One Shahid Alam, an economics professor at Northeastern University, has penned a splendid tissue of nonsense for Al-Ahram Weekly on the Bush administration's endorsement of the "clash of civilizations" toward the Muslim world. One doesn't know quite where to begin to pick apart his half-baked affirmations, preposterous generalizations and multiple contradictions.
I will stick to two choice passages, since any more would require more effort than the tiresome article merits.
This ideology [of the clash of civilizations] is problematic. First, there is its flimsiness. It uses an inane concoction to deflect the blame for the 11 September attacks from US policies in the Middle East: our craven pandering to Israeli aggression, our vital support for corrupt and dictatorial regimes in the Middle East, and the war and deadly sanctions against Iraq since 1990…

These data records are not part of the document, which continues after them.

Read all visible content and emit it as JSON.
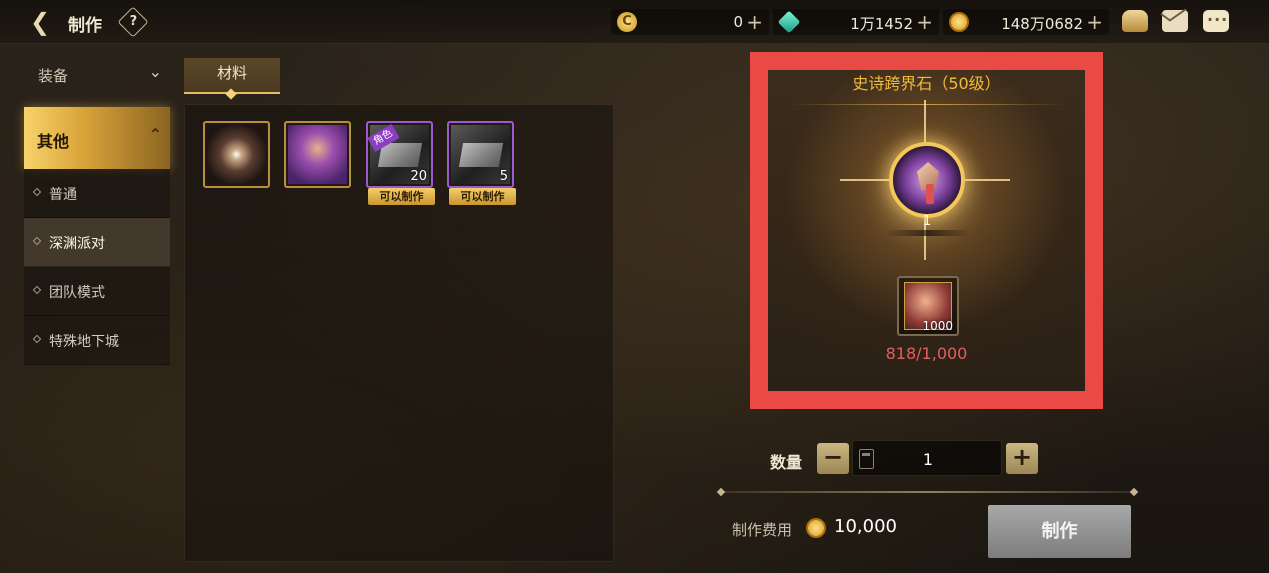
{
  "header": {
    "title": "制作",
    "help_label": "?",
    "currencies": [
      {
        "name": "c-coin",
        "icon": "c-coin-icon",
        "value": "0",
        "plus": "+"
      },
      {
        "name": "gem",
        "icon": "gem-icon",
        "value": "1万1452",
        "plus": "+"
      },
      {
        "name": "gold",
        "icon": "gold-coin-icon",
        "value": "148万0682",
        "plus": "+"
      }
    ]
  },
  "sidebar": {
    "category_equipment": "装备",
    "category_other": "其他",
    "items": [
      {
        "label": "普通",
        "selected": false
      },
      {
        "label": "深渊派对",
        "selected": true
      },
      {
        "label": "团队模式",
        "selected": false
      },
      {
        "label": "特殊地下城",
        "selected": false
      }
    ]
  },
  "materials": {
    "tab_label": "材料",
    "slots": [
      {
        "name": "burst-material",
        "count": "",
        "tag": "",
        "craftable": ""
      },
      {
        "name": "epic-stone",
        "count": "",
        "tag": "",
        "craftable": ""
      },
      {
        "name": "role-card",
        "count": "20",
        "tag": "角色",
        "craftable": "可以制作"
      },
      {
        "name": "card",
        "count": "5",
        "tag": "",
        "craftable": "可以制作"
      }
    ]
  },
  "detail": {
    "title": "史诗跨界石（50级）",
    "result_count": "1",
    "material_count": "1000",
    "material_progress": "818/1,000"
  },
  "quantity": {
    "label": "数量",
    "minus": "−",
    "plus": "+",
    "value": "1"
  },
  "cost": {
    "label": "制作费用",
    "value": "10,000"
  },
  "make_button": "制作",
  "colors": {
    "highlight_frame": "#ea4a45",
    "title_gold": "#f2bb3a",
    "progress_red": "#e25f5f"
  }
}
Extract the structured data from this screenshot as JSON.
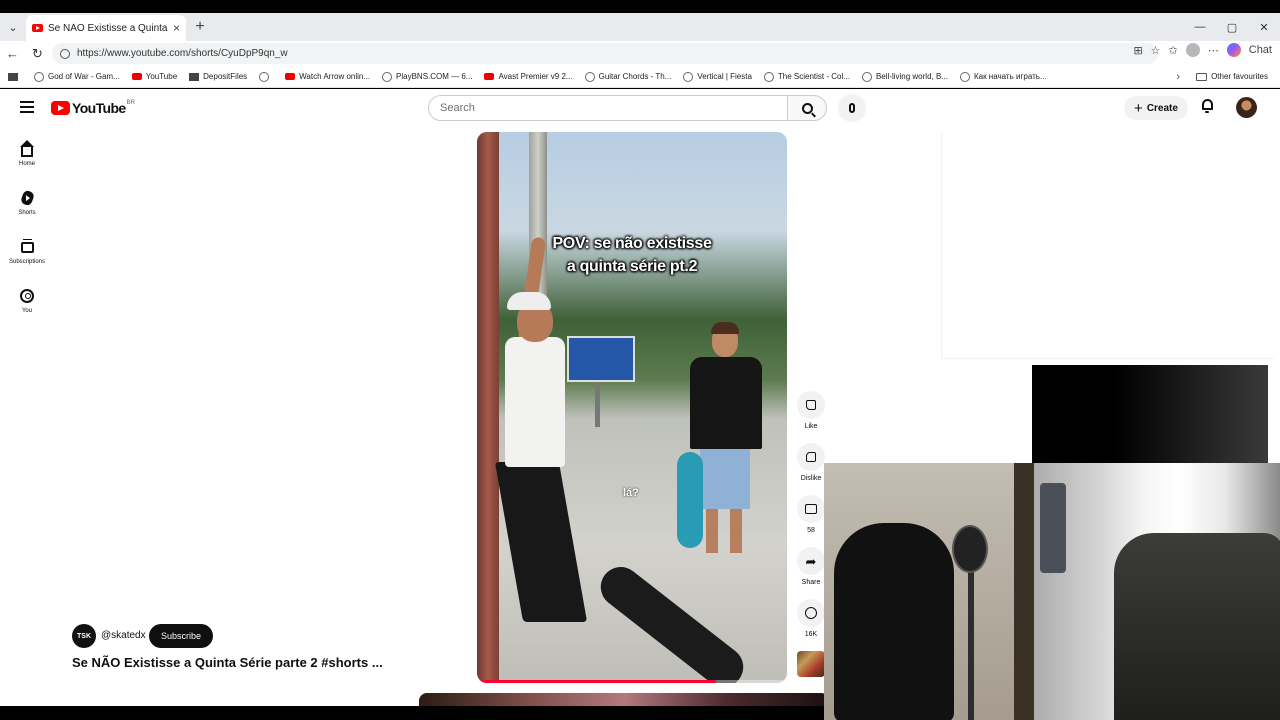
{
  "browser": {
    "tab_title": "Se NÃO Existisse a Quinta Série pa",
    "tab_close": "×",
    "new_tab": "+",
    "window_controls": [
      "—",
      "▢",
      "✕"
    ],
    "url": "https://www.youtube.com/shorts/CyuDpP9qn_w",
    "chat_label": "Chat"
  },
  "bookmarks": [
    {
      "label": "God of War - Gam...",
      "icon": "globe-icon"
    },
    {
      "label": "YouTube",
      "icon": "youtube-icon"
    },
    {
      "label": "DepositFiles",
      "icon": "depositfiles-icon"
    },
    {
      "label": "",
      "icon": "globe-icon"
    },
    {
      "label": "Watch Arrow onlin...",
      "icon": "video-icon"
    },
    {
      "label": "PlayBNS.COM — 6...",
      "icon": "globe-icon"
    },
    {
      "label": "Avast Premier v9 2...",
      "icon": "youtube-icon"
    },
    {
      "label": "Guitar Chords - Th...",
      "icon": "globe-icon"
    },
    {
      "label": "Vertical | Fiesta",
      "icon": "globe-icon"
    },
    {
      "label": "The Scientist - Col...",
      "icon": "globe-icon"
    },
    {
      "label": "Bell-living world, B...",
      "icon": "globe-icon"
    },
    {
      "label": "Как начать играть...",
      "icon": "globe-icon"
    }
  ],
  "bookmarks_more": "›",
  "other_favourites": "Other favourites",
  "youtube": {
    "logo_text": "YouTube",
    "country_code": "BR",
    "search_placeholder": "Search",
    "create_label": "Create",
    "sidebar": [
      {
        "label": "Home",
        "icon": "home-icon"
      },
      {
        "label": "Shorts",
        "icon": "shorts-icon"
      },
      {
        "label": "Subscriptions",
        "icon": "subscriptions-icon"
      },
      {
        "label": "You",
        "icon": "you-icon"
      }
    ]
  },
  "short": {
    "caption_line1": "POV: se não existisse",
    "caption_line2": "a quinta série pt.2",
    "overlay_text": "lá?",
    "progress_fraction": 0.77,
    "channel_avatar_text": "TSK",
    "channel": "@skatedx",
    "subscribe_label": "Subscribe",
    "title": "Se NÃO Existisse a Quinta Série parte 2 #shorts ..."
  },
  "actions": {
    "like_label": "Like",
    "dislike_label": "Dislike",
    "comments_count": "58",
    "share_label": "Share",
    "remix_count": "16K"
  },
  "colors": {
    "yt_red": "#ff0000",
    "progress": "#ff0033",
    "subscribe_bg": "#0f0f0f"
  }
}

The clash thesis and the associated war on terrorism carry little or no credibility outside the United States. This was first demonstrated in massive worldwide protests against the planned US invasion of Iraq. Outside of the United States and Israel, the overwhelming majority of world opinion regarded this war as illegal and immoral. Now, more than a year after a failed occupation of Iraq, after the revelations of systematic torture by Americans in Iraq, Afghanistan and Guantanamo Bay, after the erosion of liberties inside the United States, after the establishment of an American Gulag whose geographic expanse exceeds anything established by the Soviet Union, American prestige in the world has sunk to the lowest point in its history.
To the first passage one can only respond: So the masks are down: 9/11 was effectively caused by America's own actions, therefore it was, somehow, merited. Alam would surely protest against such an interpretation, but, bottom line, that's what he's saying. As for the question of supporting dictatorial Arab regimes, I'm rather lost. Are Alam and his like-minded friends angry because the U.S. once supported Saddam Hussein, or are they angry because the U.S. overthrew him? I never can seem to figure that one out, and the rules say it can't be both.
As for the second passage, I marvel at the clause, "the establishment of an American Gulag whose geographic expanse exceeds anything established by the Soviet Union." The operative word here is, of course, "geographic" since even a silly-billy like the good professor could probably compute that in terms of lives lost his comparison merely elicits contempt ? or hilarity.
So now we must go back to geography and picture this exotic scene: Professor Alam, ruler in hand, a wallpaper world map before him, measuring the distance between Cuba, Afghanistan and Iraq, and announcing with much gravity to the assembled dunces that it certainly surpasses the distance between Vorkuta and Karaganda.
The true irony here is that such intellectual debris is what really fuels the so-called clash of civilizations. Even after years in the U.S. (Alam speaks of "we" when referring to Americans), the professor can only spout reductionist clich?s, with no hope of ever being a bridge between his two cultures.